IMG_0436It sounds dream-like, right? Well it sure felt like it. We walked in a trance-like state, eventually distracted by some mysterious-looking footprints. Big and round and arctic bear-looking we laughed at ourselves for being naive tourists, surely a polar bear wouldn’t be strolling around the main street of Nararsuaq… right?

We took some photos of the magnificent scenery and started to head back to the hotel, greeting all the other locals taking their evening walk on the way.  We ran into a particularly friendly Danish helicopter pilot who gave us the grand tour of the cities one street, stopping to show us the chimney that remains from a mysterious American WW2 army hospital, now known as ‘hospital valley, which is surrounded by many conspiracy theories and rumours.

We eventually headed back to the hotel and decided to investigate the bar. As we were the only ones there we claimed the pool table and after the most tragic round of pool I have ever witnessed, we both swore to never speak about again, (whoops), and decided to get a beer. After all, how often do you get to visit the local bar in Narsarsuaq? Not often enough it seems…

The bar quickly got busy and we were soon offered a second round by the locals. Then a third and soon a sixth or seventh. There may be a shortage of fast food in this country but there is no shortage of alcohol. There was about a quarter of the town’s population there that night (which isn’t actually that many people in a city of 90. Do the maths). Many seemed to be workers from the airport, and the ‘hungover’ airport atmosphere began to make a lot of sense.

We made some good friends and after the third beer or so my friend Alex whipped out an iPhone to show us a photo he had taken that day. It seemed to be the exact photo I had taken – Of some mysterious footprints… It was confirmed, a polar bear had indeed been strolling downtown that day while we casually admired the view.

We drank another beer.

IMG_0457For those who work in air-travel, you may be familiar with the 8-hour bottle to throttle rule. As the night went on, the many airport workers and Sean began to start glancing at their watches and half-heartedly turning back beers. Each beer would delay is in the morning and eventually the bar closed, (by the bartender just announcing the bar was closed and walking away), and the night ended.

Many of our friends from the bar the night before were staying at the hotel as well and breakfast the next day was an even more hungover scene than the airport the day before. People stared into their coffee mugs, glancing at the grand breakfast buffet on display. Gaining enough willpower to face food (knowing that there were no McDonalds hotcakes) I settled for some muesli and soy milk. I must admit I was impressed such an isolated city catered for those with lactose intolerance… I was wrong. It was definitely soy sauce, and it was definitely the saltiest breakfast I have ever consumed…

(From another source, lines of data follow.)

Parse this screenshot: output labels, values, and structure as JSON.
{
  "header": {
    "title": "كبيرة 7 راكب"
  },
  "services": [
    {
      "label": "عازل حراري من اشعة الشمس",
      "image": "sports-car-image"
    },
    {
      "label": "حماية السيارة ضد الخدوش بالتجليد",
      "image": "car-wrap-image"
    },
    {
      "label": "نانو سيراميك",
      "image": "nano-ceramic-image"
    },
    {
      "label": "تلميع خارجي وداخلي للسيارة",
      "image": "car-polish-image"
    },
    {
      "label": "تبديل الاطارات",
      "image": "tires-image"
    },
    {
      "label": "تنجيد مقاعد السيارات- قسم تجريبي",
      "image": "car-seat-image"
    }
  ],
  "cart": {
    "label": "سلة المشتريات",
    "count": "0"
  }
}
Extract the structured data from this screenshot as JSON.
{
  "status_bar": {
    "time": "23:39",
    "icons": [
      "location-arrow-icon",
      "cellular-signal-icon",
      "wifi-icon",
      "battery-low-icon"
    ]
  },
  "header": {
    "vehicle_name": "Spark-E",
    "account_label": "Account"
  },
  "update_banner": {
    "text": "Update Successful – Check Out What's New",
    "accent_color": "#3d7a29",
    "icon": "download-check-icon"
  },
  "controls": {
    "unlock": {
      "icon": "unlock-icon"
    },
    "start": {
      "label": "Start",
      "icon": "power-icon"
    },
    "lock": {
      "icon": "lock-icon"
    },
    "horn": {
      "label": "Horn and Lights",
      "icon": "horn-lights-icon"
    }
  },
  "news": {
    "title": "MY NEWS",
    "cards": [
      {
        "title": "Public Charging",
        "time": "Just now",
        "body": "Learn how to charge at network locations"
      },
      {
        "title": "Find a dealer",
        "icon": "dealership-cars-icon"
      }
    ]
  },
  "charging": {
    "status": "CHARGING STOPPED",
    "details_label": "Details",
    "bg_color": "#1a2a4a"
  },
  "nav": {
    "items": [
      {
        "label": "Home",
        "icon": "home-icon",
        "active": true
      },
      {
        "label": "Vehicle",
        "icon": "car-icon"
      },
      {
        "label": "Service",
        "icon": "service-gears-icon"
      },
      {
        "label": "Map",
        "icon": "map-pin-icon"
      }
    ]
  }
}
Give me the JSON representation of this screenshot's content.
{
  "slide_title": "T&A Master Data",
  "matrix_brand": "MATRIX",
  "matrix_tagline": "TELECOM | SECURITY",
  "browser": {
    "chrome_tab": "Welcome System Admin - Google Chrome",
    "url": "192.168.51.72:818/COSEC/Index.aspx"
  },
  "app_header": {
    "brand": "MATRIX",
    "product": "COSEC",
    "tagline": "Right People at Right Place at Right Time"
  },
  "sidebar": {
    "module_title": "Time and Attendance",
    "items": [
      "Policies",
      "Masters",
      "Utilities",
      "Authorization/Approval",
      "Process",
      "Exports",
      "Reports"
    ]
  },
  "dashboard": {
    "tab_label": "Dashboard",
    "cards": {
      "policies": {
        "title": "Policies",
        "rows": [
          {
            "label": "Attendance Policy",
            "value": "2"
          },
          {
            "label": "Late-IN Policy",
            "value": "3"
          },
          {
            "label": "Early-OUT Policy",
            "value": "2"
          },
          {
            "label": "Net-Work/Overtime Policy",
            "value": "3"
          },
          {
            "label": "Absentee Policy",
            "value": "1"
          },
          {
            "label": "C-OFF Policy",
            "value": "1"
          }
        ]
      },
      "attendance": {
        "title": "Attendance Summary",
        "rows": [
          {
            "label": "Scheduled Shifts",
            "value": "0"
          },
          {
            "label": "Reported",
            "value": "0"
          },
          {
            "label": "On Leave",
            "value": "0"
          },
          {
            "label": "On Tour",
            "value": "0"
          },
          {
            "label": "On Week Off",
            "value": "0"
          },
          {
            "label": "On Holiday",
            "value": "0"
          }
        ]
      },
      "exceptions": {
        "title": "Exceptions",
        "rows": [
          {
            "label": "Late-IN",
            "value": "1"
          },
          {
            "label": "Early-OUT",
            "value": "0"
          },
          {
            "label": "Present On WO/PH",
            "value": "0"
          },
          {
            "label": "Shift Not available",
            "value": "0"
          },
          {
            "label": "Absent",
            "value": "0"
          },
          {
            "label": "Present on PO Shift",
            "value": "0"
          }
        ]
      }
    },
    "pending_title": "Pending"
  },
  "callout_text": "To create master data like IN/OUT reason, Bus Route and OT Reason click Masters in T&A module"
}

We made it back to the airport, this time with a full understanding of the slow-paced atmosphere. We boarded Echo Charlie Juliett Mike Xray, ground control said goodbye and we were Canada bound…

McDonalds hotcakes cravings soon diminished and I was holding out for some genuine pancakes with, of course, maple syrup.



About Me

Kat Knapp

Hello! I am a 22-year old Australian currently training to be a pilot and studying journalism and sociology I have visited 69 countries across all 7 continents and love to explore. Here is where I share my adventures.